SUPPLIED RECORDS below:
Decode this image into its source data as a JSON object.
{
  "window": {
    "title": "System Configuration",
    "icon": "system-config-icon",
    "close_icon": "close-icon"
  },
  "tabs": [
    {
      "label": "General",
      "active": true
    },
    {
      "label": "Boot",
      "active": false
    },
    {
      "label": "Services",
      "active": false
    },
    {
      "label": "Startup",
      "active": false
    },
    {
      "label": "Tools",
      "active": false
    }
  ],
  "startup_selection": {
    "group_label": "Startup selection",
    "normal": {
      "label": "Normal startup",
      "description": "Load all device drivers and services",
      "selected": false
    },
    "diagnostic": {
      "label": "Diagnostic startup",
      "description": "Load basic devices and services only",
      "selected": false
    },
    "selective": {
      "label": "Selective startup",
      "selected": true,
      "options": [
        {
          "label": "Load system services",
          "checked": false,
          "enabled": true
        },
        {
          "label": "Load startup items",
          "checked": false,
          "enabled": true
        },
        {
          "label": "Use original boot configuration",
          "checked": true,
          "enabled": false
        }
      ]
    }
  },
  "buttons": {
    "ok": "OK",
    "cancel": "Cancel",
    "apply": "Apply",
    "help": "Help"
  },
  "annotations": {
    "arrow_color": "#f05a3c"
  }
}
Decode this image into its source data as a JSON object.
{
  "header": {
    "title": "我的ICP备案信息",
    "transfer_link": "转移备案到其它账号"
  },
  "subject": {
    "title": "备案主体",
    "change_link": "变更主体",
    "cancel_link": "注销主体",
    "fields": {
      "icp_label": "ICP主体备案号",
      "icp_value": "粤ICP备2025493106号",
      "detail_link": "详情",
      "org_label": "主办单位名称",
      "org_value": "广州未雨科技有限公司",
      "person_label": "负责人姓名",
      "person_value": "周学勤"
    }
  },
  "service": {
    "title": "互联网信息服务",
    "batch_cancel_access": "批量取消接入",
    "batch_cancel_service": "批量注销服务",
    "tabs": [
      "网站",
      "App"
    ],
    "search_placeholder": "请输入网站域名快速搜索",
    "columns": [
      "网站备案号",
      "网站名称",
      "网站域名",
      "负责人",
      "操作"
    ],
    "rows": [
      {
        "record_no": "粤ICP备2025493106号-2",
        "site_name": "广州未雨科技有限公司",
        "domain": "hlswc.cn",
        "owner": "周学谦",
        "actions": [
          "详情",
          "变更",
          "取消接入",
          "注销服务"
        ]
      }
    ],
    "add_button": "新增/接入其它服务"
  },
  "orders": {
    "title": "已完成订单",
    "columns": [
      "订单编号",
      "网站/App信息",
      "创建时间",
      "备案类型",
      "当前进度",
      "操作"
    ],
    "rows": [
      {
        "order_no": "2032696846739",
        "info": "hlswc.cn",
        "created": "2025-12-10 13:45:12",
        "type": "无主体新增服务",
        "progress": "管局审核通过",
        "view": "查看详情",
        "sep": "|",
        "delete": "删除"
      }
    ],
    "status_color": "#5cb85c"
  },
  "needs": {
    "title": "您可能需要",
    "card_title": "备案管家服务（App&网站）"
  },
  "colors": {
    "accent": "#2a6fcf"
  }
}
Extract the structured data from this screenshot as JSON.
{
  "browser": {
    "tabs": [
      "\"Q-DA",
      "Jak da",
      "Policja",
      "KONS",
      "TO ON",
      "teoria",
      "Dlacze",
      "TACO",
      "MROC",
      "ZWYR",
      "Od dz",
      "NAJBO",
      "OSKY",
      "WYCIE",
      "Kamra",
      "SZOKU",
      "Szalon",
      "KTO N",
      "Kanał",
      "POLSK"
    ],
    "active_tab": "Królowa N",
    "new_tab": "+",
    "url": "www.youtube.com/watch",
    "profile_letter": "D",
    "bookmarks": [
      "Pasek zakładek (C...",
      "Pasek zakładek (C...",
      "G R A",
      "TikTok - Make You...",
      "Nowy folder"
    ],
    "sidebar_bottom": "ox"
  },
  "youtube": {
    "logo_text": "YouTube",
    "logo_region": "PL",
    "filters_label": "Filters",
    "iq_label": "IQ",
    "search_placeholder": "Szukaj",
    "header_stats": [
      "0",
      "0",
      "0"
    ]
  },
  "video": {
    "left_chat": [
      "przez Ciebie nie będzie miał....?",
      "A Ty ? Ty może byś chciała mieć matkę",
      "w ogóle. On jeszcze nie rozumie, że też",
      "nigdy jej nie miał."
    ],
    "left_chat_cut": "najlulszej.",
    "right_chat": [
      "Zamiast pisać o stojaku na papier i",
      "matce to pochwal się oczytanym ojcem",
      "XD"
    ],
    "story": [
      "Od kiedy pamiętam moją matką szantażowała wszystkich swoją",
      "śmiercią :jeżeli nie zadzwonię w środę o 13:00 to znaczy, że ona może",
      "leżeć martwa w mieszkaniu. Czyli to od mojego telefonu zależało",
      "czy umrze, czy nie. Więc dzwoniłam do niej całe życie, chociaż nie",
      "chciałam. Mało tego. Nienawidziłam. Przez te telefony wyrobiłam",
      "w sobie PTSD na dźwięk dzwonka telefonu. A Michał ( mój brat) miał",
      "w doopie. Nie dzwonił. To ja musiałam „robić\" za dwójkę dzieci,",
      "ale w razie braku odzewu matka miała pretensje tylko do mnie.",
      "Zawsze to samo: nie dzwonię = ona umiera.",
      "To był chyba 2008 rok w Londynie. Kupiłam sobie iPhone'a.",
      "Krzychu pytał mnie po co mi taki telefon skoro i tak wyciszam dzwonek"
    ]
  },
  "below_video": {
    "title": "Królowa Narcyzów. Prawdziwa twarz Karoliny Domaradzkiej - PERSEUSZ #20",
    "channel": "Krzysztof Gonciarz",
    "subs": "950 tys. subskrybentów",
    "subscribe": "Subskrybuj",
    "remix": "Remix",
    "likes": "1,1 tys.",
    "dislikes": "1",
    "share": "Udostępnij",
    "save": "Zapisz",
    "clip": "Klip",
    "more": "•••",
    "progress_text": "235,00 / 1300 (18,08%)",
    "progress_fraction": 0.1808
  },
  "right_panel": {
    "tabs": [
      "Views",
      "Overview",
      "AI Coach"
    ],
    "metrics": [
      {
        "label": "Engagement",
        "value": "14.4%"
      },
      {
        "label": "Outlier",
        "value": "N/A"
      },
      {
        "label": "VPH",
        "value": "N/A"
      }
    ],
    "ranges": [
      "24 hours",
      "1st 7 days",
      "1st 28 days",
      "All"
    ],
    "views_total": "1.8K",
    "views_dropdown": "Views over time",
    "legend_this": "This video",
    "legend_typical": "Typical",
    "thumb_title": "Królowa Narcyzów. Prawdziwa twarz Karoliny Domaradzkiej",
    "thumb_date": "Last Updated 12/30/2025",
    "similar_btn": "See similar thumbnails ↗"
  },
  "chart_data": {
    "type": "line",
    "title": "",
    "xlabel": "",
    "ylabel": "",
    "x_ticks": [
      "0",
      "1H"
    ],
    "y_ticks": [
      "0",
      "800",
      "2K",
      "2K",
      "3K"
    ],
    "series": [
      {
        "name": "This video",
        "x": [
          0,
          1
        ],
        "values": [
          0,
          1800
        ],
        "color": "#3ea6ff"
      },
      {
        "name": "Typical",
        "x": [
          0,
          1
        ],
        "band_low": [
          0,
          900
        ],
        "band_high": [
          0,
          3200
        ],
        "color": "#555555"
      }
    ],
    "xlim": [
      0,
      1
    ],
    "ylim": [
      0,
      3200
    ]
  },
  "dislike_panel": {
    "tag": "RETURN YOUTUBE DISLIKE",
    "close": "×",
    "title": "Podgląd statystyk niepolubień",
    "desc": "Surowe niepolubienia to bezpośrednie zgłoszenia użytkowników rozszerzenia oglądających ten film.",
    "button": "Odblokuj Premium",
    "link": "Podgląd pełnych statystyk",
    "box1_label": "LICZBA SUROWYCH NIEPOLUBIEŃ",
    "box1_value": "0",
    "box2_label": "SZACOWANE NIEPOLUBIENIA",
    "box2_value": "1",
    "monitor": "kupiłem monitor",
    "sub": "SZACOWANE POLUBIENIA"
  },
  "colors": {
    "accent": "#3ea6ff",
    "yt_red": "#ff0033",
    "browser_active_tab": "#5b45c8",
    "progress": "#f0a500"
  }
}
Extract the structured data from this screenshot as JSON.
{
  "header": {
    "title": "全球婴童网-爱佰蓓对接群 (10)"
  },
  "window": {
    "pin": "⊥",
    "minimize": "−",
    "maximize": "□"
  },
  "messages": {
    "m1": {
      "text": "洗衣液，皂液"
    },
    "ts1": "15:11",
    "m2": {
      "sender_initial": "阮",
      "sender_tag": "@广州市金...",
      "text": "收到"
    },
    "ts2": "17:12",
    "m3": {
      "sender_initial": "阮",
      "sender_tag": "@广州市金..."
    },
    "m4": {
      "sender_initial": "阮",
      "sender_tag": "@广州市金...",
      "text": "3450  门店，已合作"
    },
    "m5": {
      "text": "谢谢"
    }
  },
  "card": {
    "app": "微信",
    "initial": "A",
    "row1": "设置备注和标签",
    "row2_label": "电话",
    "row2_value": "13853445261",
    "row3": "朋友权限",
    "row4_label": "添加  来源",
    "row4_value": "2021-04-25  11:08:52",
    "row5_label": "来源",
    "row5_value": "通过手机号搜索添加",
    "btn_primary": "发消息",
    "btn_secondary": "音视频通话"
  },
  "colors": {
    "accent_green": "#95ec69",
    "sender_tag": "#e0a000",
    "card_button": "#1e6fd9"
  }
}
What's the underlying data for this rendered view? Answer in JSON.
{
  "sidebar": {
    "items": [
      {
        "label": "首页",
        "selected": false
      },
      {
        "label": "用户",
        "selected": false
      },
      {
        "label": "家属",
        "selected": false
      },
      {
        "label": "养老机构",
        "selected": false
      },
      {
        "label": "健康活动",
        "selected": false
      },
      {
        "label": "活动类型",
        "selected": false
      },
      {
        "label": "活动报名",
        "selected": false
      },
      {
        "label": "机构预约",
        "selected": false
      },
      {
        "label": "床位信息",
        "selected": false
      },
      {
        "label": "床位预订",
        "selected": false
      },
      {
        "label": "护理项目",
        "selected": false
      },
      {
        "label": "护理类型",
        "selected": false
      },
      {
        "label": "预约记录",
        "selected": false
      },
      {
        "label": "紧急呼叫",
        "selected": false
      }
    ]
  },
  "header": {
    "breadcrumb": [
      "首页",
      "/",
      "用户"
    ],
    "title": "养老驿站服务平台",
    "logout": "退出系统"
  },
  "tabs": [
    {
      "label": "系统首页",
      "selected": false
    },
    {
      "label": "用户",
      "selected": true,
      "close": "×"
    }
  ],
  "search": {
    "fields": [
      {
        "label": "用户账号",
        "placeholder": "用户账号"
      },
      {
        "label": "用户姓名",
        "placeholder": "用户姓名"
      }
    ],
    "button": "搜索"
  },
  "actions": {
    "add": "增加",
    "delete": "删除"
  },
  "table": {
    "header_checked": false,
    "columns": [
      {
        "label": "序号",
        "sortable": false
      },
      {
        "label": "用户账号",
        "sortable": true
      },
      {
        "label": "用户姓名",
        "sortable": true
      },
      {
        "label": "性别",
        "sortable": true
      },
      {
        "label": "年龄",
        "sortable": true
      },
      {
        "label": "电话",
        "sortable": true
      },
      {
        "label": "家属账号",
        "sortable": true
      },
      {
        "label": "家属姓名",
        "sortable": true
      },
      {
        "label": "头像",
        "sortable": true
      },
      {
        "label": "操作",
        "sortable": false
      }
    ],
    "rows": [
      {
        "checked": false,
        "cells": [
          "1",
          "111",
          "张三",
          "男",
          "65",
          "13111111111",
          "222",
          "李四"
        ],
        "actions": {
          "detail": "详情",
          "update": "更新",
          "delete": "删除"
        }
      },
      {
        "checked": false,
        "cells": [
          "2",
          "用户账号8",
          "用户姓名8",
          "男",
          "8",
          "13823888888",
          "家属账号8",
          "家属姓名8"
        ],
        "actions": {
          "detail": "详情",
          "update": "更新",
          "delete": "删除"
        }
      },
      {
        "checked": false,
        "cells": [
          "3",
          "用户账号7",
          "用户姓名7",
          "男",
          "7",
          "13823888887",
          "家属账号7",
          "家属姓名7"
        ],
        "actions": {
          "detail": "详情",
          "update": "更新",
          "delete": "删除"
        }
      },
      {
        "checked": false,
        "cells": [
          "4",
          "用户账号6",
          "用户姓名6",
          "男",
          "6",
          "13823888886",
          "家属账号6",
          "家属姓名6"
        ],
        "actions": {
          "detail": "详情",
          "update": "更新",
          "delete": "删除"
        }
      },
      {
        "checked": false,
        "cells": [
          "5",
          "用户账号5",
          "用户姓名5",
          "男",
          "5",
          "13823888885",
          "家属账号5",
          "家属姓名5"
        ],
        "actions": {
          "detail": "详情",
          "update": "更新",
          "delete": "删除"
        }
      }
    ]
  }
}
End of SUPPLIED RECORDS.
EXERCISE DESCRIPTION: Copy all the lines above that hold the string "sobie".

SOLVED EXERCISE:
      "w sobie PTSD na dźwięk dzwonka telefonu. A Michał ( mój brat) miał",
      "To był chyba 2008 rok w Londynie. Kupiłam sobie iPhone'a.",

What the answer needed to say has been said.